*What to do*.
Find the lines below that include the word "this" and report how many there are, with no other text.

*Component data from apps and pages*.
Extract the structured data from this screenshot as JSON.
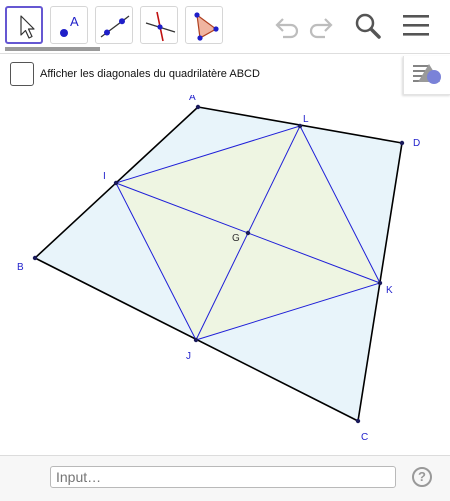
{
  "toolbar": {
    "tools": [
      {
        "name": "move-tool",
        "icon": "cursor-arrow-icon",
        "active": true
      },
      {
        "name": "point-tool",
        "icon": "point-A-icon",
        "label": "A"
      },
      {
        "name": "line-tool",
        "icon": "line-through-points-icon"
      },
      {
        "name": "perpendicular-tool",
        "icon": "perpendicular-line-icon"
      },
      {
        "name": "polygon-tool",
        "icon": "polygon-triangle-icon"
      }
    ],
    "actions": [
      "undo-icon",
      "redo-icon",
      "search-icon",
      "menu-icon"
    ]
  },
  "checkbox": {
    "label": "Afficher les diagonales du quadrilatère ABCD",
    "checked": false
  },
  "points": {
    "A": "A",
    "B": "B",
    "C": "C",
    "D": "D",
    "I": "I",
    "J": "J",
    "K": "K",
    "L": "L",
    "G": "G"
  },
  "colors": {
    "quad_fill": "#e8f4fa",
    "inner_fill": "#eef5e2",
    "quad_stroke": "#000000",
    "inner_stroke": "#1f1fd8",
    "label_color": "#2222cc",
    "accent": "#6557d2"
  },
  "input_bar": {
    "placeholder": "Input…",
    "help_label": "?"
  }
}
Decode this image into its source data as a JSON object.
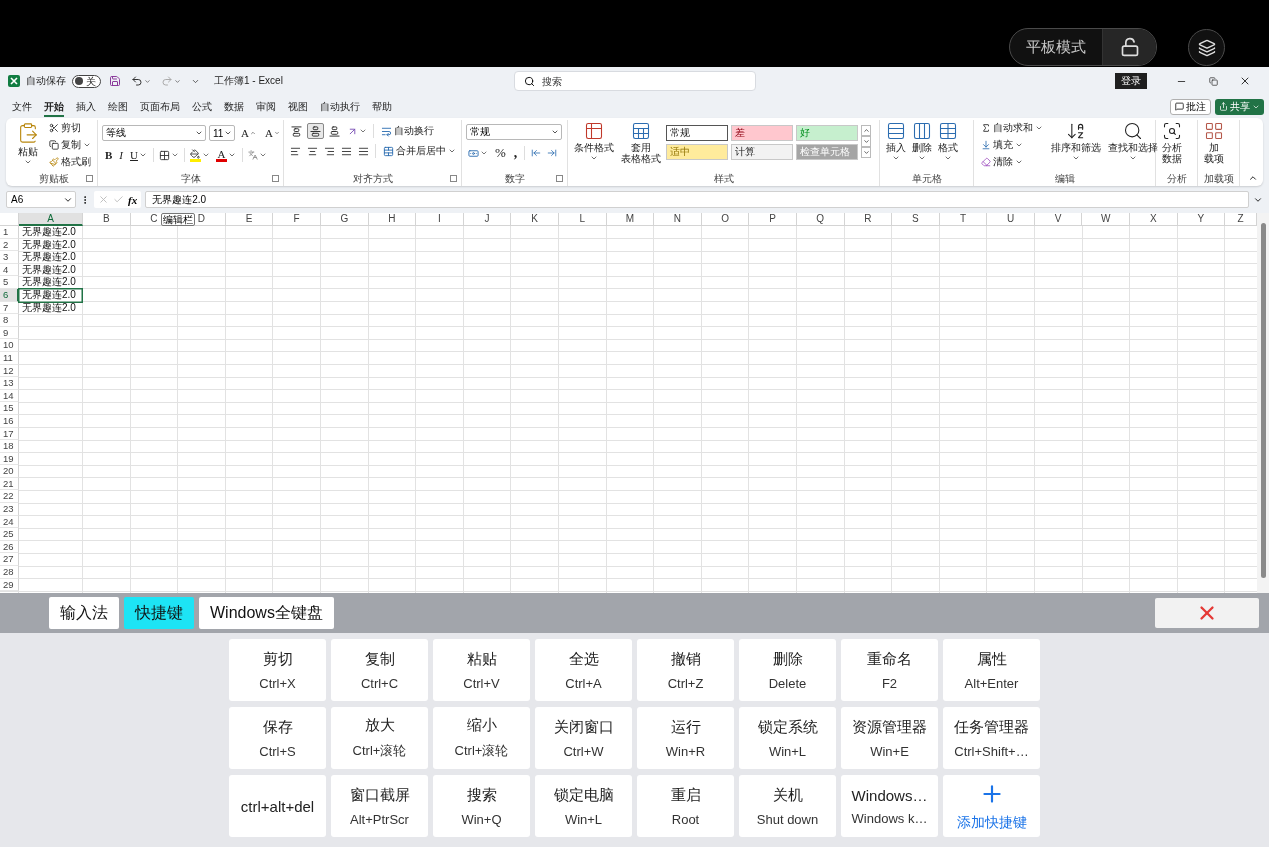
{
  "top_bar": {
    "tablet_mode": "平板模式"
  },
  "title_bar": {
    "autosave": {
      "label": "自动保存",
      "state_label": "关",
      "on": false
    },
    "document_title": "工作簿1 - Excel",
    "search": {
      "placeholder": "搜索"
    },
    "sign_in": "登录"
  },
  "menu": {
    "tabs": [
      {
        "label": "文件",
        "selected": false
      },
      {
        "label": "开始",
        "selected": true
      },
      {
        "label": "插入",
        "selected": false
      },
      {
        "label": "绘图",
        "selected": false
      },
      {
        "label": "页面布局",
        "selected": false
      },
      {
        "label": "公式",
        "selected": false
      },
      {
        "label": "数据",
        "selected": false
      },
      {
        "label": "审阅",
        "selected": false
      },
      {
        "label": "视图",
        "selected": false
      },
      {
        "label": "自动执行",
        "selected": false
      },
      {
        "label": "帮助",
        "selected": false
      }
    ],
    "comments": "批注",
    "share": "共享"
  },
  "ribbon": {
    "clipboard": {
      "title": "剪贴板",
      "paste": "粘贴",
      "cut": "剪切",
      "copy": "复制",
      "format_painter": "格式刷"
    },
    "font": {
      "title": "字体",
      "font_name": "等线",
      "font_size": "11",
      "grow_font": "A",
      "shrink_font": "A",
      "bold": "B",
      "italic": "I",
      "underline": "U",
      "font_color": "A"
    },
    "alignment": {
      "title": "对齐方式",
      "vertical_align": [
        {
          "selected": false
        },
        {
          "selected": true
        },
        {
          "selected": false
        }
      ],
      "wrap_text": "自动换行",
      "merge_center": "合并后居中"
    },
    "number": {
      "title": "数字",
      "format": "常规",
      "percent": "%",
      "comma": ","
    },
    "styles": {
      "title": "样式",
      "conditional_formatting": "条件格式",
      "format_as_table": [
        "套用",
        "表格格式"
      ],
      "cell_styles": [
        {
          "label": "常规",
          "color": "#ffffff"
        },
        {
          "label": "差",
          "color": "#ffc7ce"
        },
        {
          "label": "好",
          "color": "#c6efce"
        },
        {
          "label": "适中",
          "color": "#ffeb9c"
        },
        {
          "label": "计算",
          "color": "#f2f2f2"
        },
        {
          "label": "检查单元格",
          "color": "#a5a5a5"
        }
      ]
    },
    "cells": {
      "title": "单元格",
      "insert": "插入",
      "delete": "删除",
      "format": "格式"
    },
    "editing": {
      "title": "编辑",
      "autosum": "自动求和",
      "fill": "填充",
      "clear": "清除",
      "sort_filter": "排序和筛选",
      "find_select": "查找和选择"
    },
    "analysis": {
      "title": "分析",
      "analyze_data": [
        "分析",
        "数据"
      ]
    },
    "addins": {
      "title": "加载项",
      "addins": [
        "加",
        "载项"
      ]
    }
  },
  "formula_bar": {
    "name_box": "A6",
    "function_label": "fx",
    "formula": "无界趣连2.0",
    "tooltip": "编辑栏"
  },
  "sheet": {
    "columns": [
      {
        "label": "A",
        "selected": true
      },
      {
        "label": "B",
        "selected": false
      },
      {
        "label": "C",
        "selected": false
      },
      {
        "label": "D",
        "selected": false
      },
      {
        "label": "E",
        "selected": false
      },
      {
        "label": "F",
        "selected": false
      },
      {
        "label": "G",
        "selected": false
      },
      {
        "label": "H",
        "selected": false
      },
      {
        "label": "I",
        "selected": false
      },
      {
        "label": "J",
        "selected": false
      },
      {
        "label": "K",
        "selected": false
      },
      {
        "label": "L",
        "selected": false
      },
      {
        "label": "M",
        "selected": false
      },
      {
        "label": "N",
        "selected": false
      },
      {
        "label": "O",
        "selected": false
      },
      {
        "label": "P",
        "selected": false
      },
      {
        "label": "Q",
        "selected": false
      },
      {
        "label": "R",
        "selected": false
      },
      {
        "label": "S",
        "selected": false
      },
      {
        "label": "T",
        "selected": false
      },
      {
        "label": "U",
        "selected": false
      },
      {
        "label": "V",
        "selected": false
      },
      {
        "label": "W",
        "selected": false
      },
      {
        "label": "X",
        "selected": false
      },
      {
        "label": "Y",
        "selected": false
      },
      {
        "label": "Z",
        "selected": false
      }
    ],
    "rows": [
      {
        "number": "1",
        "selected": false,
        "cells": [
          "无界趣连2.0"
        ]
      },
      {
        "number": "2",
        "selected": false,
        "cells": [
          "无界趣连2.0"
        ]
      },
      {
        "number": "3",
        "selected": false,
        "cells": [
          "无界趣连2.0"
        ]
      },
      {
        "number": "4",
        "selected": false,
        "cells": [
          "无界趣连2.0"
        ]
      },
      {
        "number": "5",
        "selected": false,
        "cells": [
          "无界趣连2.0"
        ]
      },
      {
        "number": "6",
        "selected": true,
        "cells": [
          "无界趣连2.0"
        ]
      },
      {
        "number": "7",
        "selected": false,
        "cells": [
          "无界趣连2.0"
        ]
      },
      {
        "number": "8",
        "selected": false
      },
      {
        "number": "9",
        "selected": false
      },
      {
        "number": "10",
        "selected": false
      },
      {
        "number": "11",
        "selected": false
      },
      {
        "number": "12",
        "selected": false
      },
      {
        "number": "13",
        "selected": false
      },
      {
        "number": "14",
        "selected": false
      },
      {
        "number": "15",
        "selected": false
      },
      {
        "number": "16",
        "selected": false
      },
      {
        "number": "17",
        "selected": false
      },
      {
        "number": "18",
        "selected": false
      },
      {
        "number": "19",
        "selected": false
      },
      {
        "number": "20",
        "selected": false
      },
      {
        "number": "21",
        "selected": false
      },
      {
        "number": "22",
        "selected": false
      },
      {
        "number": "23",
        "selected": false
      },
      {
        "number": "24",
        "selected": false
      },
      {
        "number": "25",
        "selected": false
      },
      {
        "number": "26",
        "selected": false
      },
      {
        "number": "27",
        "selected": false
      },
      {
        "number": "28",
        "selected": false
      },
      {
        "number": "29",
        "selected": false
      }
    ]
  },
  "keyboard": {
    "tabs": [
      {
        "label": "输入法",
        "selected": false
      },
      {
        "label": "快捷键",
        "selected": true
      },
      {
        "label": "Windows全键盘",
        "selected": false
      }
    ],
    "shortcuts": [
      {
        "kind": "shortcut",
        "name": "剪切",
        "keys": "Ctrl+X"
      },
      {
        "kind": "shortcut",
        "name": "复制",
        "keys": "Ctrl+C"
      },
      {
        "kind": "shortcut",
        "name": "粘贴",
        "keys": "Ctrl+V"
      },
      {
        "kind": "shortcut",
        "name": "全选",
        "keys": "Ctrl+A"
      },
      {
        "kind": "shortcut",
        "name": "撤销",
        "keys": "Ctrl+Z"
      },
      {
        "kind": "shortcut",
        "name": "删除",
        "keys": "Delete"
      },
      {
        "kind": "shortcut",
        "name": "重命名",
        "keys": "F2"
      },
      {
        "kind": "shortcut",
        "name": "属性",
        "keys": "Alt+Enter"
      },
      {
        "kind": "shortcut",
        "name": "保存",
        "keys": "Ctrl+S"
      },
      {
        "kind": "shortcut",
        "name": "放大",
        "keys": "Ctrl+滚轮"
      },
      {
        "kind": "shortcut",
        "name": "缩小",
        "keys": "Ctrl+滚轮"
      },
      {
        "kind": "shortcut",
        "name": "关闭窗口",
        "keys": "Ctrl+W"
      },
      {
        "kind": "shortcut",
        "name": "运行",
        "keys": "Win+R"
      },
      {
        "kind": "shortcut",
        "name": "锁定系统",
        "keys": "Win+L"
      },
      {
        "kind": "shortcut",
        "name": "资源管理器",
        "keys": "Win+E"
      },
      {
        "kind": "shortcut",
        "name": "任务管理器",
        "keys": "Ctrl+Shift+…"
      },
      {
        "kind": "single",
        "name": "ctrl+alt+del"
      },
      {
        "kind": "shortcut",
        "name": "窗口截屏",
        "keys": "Alt+PtrScr"
      },
      {
        "kind": "shortcut",
        "name": "搜索",
        "keys": "Win+Q"
      },
      {
        "kind": "shortcut",
        "name": "锁定电脑",
        "keys": "Win+L"
      },
      {
        "kind": "shortcut",
        "name": "重启",
        "keys": "Root"
      },
      {
        "kind": "shortcut",
        "name": "关机",
        "keys": "Shut down"
      },
      {
        "kind": "shortcut",
        "name": "Windows…",
        "keys": "Windows k…"
      },
      {
        "kind": "add",
        "name": "添加快捷键"
      }
    ]
  }
}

*Your response*.
2